Miners working conditions are extreme. Security measures are not followed. Workers look at least 20 years older. They spend more than 45 hours under the ground every week, which is dangerous for their health. Even the water is polluted and locals get poisoned on a regular basis. People have raged over this situation many times, but the situation doesn’t change. As usual, companies raise workers salary by 10-15 USD and the protest actions calm down. Because of no alternatives mine workers are forced to stay where they are.
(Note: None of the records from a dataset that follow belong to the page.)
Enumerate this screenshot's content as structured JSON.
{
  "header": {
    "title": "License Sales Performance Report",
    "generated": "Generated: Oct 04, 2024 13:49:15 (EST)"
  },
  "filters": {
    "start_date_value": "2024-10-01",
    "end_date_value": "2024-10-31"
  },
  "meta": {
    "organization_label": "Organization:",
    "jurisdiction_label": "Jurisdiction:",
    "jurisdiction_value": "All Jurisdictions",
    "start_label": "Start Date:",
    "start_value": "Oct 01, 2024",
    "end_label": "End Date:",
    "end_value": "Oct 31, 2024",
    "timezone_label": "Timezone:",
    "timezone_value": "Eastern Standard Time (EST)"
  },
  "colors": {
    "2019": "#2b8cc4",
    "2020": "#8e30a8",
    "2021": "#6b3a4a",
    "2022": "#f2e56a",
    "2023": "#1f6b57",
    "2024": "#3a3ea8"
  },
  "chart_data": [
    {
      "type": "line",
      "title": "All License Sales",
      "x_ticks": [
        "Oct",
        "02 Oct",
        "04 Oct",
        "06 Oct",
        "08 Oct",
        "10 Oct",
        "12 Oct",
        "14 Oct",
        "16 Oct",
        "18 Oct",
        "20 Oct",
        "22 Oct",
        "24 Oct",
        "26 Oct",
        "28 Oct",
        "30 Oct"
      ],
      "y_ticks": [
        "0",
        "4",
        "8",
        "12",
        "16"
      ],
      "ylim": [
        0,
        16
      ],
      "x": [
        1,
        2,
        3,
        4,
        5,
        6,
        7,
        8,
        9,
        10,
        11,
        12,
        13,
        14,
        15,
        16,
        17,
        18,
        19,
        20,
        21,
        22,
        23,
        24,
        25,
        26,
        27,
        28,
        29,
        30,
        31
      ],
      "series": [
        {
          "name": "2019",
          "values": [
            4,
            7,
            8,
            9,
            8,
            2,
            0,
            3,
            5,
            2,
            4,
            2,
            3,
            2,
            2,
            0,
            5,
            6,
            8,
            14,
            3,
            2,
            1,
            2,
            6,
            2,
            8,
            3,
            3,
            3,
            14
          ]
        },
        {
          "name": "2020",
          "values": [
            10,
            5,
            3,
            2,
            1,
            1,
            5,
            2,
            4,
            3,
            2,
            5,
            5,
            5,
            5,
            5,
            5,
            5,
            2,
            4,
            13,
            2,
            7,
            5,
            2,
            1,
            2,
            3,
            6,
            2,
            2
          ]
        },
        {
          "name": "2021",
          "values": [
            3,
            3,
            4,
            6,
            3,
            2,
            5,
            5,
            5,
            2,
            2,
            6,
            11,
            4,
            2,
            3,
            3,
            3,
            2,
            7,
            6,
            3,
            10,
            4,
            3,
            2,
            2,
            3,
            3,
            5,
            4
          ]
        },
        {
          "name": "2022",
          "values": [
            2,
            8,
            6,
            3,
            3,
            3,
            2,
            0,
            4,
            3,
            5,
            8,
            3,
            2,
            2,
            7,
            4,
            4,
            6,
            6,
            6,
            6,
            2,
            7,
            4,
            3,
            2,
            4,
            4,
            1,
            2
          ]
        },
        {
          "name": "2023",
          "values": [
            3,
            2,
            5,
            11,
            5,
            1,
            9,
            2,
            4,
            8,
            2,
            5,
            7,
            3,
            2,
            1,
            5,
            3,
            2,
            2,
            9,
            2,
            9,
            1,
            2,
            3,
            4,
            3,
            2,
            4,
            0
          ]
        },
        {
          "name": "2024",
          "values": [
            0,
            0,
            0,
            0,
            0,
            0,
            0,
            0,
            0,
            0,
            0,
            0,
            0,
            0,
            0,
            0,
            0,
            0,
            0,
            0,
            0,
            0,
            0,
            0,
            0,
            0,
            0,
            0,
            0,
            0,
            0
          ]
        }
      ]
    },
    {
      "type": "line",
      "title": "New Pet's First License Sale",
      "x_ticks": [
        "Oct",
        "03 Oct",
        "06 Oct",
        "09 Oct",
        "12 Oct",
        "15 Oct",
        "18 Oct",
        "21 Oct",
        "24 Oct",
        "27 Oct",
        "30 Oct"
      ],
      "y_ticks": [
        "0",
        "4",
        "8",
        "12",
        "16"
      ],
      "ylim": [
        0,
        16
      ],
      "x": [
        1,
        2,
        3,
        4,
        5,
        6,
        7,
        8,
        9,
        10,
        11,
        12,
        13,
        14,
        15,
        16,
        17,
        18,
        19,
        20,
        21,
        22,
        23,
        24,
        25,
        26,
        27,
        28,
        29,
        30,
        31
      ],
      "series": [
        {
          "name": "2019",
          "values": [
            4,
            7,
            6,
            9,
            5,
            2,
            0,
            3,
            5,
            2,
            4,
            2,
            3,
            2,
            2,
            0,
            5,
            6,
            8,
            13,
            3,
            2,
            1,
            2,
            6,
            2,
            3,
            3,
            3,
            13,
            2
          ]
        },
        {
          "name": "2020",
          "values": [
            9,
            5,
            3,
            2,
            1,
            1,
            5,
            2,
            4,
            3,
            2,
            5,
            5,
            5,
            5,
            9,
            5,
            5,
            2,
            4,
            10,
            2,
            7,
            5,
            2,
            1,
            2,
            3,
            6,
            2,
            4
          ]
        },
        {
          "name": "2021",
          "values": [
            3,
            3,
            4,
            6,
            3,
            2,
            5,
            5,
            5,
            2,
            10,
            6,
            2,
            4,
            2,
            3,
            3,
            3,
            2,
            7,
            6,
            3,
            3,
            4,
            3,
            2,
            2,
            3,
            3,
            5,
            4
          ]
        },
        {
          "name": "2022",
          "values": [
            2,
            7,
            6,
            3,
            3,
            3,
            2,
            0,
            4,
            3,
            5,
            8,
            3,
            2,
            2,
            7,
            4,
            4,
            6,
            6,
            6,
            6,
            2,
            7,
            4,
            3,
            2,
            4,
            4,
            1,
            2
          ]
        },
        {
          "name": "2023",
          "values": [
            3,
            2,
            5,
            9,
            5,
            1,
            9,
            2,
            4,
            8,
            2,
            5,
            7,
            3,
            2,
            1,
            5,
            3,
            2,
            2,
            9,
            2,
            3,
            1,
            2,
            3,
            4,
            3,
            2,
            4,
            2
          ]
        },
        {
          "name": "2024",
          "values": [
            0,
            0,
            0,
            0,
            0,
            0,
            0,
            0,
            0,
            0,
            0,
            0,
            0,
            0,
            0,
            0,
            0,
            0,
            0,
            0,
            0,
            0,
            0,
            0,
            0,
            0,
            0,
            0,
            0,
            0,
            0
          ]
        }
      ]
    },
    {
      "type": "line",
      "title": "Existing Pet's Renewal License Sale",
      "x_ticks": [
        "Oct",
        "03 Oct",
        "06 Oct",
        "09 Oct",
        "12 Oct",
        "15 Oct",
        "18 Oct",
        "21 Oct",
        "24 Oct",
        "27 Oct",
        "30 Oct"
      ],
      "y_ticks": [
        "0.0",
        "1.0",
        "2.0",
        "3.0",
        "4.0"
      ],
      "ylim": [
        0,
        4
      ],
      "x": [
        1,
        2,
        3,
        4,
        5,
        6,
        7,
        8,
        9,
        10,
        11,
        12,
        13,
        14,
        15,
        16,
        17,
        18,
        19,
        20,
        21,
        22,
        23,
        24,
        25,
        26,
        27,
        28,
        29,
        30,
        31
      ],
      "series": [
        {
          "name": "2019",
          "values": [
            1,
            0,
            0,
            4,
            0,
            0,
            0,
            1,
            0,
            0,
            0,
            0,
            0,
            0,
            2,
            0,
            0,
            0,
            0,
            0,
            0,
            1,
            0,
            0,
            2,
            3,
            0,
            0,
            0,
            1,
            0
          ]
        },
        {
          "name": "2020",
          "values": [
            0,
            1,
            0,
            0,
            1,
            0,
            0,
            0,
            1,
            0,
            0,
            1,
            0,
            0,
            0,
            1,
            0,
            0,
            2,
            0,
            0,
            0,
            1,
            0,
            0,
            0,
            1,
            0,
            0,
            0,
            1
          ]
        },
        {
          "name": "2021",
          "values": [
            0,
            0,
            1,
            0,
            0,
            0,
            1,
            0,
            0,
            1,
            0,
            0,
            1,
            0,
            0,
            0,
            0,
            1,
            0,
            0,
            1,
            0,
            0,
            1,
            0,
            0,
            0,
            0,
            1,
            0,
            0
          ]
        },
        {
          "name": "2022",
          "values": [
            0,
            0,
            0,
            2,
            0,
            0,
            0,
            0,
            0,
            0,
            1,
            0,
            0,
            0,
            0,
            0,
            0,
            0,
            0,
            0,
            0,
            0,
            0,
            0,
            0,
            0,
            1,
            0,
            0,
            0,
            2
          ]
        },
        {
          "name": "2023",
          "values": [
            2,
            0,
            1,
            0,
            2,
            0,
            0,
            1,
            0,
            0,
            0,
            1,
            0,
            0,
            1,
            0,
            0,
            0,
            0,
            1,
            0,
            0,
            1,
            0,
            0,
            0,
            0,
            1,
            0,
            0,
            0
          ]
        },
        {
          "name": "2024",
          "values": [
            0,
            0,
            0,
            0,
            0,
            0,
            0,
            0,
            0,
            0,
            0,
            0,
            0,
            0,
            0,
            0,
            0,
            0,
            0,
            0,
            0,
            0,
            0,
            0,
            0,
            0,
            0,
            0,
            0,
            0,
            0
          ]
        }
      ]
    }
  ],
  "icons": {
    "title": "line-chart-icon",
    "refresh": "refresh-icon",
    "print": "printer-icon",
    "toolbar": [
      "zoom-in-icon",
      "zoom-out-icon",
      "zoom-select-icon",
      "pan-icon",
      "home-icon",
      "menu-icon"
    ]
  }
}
I have a personal affiliation towards Chiatura. My ancestors were born in the village close to Chiatura. I was 8 months old when my parents first brought me here. Since then I’ve been here every summer. My first impression about Chiatura was – “Wow, I would build the biggest entertainment park here and stop this people from digging ground” – It was my childish dream and my great plan for future.
Today I think, that it’s a great place for shooting a post-apocalyptic movie – black river, abandoned factories, demolished populated buildings and rusty, jolty cable cars add to the excitement.
Nowadays Chiatura is becoming more and more appealing to tourists. The main sightseeing of the town is the cable cars built in the 50’s during Soviet era. As mentioned above, the primary assignment of the cable cars was to carry workers to the mines above the town. But today there are many quarters built on the mountains, so locals use it as daily transport. It takes 20 minutes by bus to go up, while by cable car it takes only 5 minutes and it’s free.
As the conductor Dali Tutberidze says, people come from everywhere to visit the cable cars and it’s safe to use, even though it was built 6 decades ago.
Chiatura has more to offer, the Katskhi pillar is the second must-visit place. It is a natural limestone monolith located at the village Katskhi near Chiatura. On the 40 metres high pillar, there is a small church, built in 9th-10th century. It remained unclimbed until 1944. Nowadays, before you decide to climb it, know that only men are allowed to do that.
If you already plan your visit in Chiatura, by no means miss the chance to visit small village called Mgvimevi, 3 km away from Chiatura. There is a convent located in the cave. I promise it will make a great impression.
Thereby, as conductor Dali Tutberidze said, ordinary people are unable to understand this beauty. If you are not one of them, if you prefer Chernobyl over Paris, Bosch over Raphael, Wagner over Mozart, darkness over light – then Chiatura is the place you should visit right now.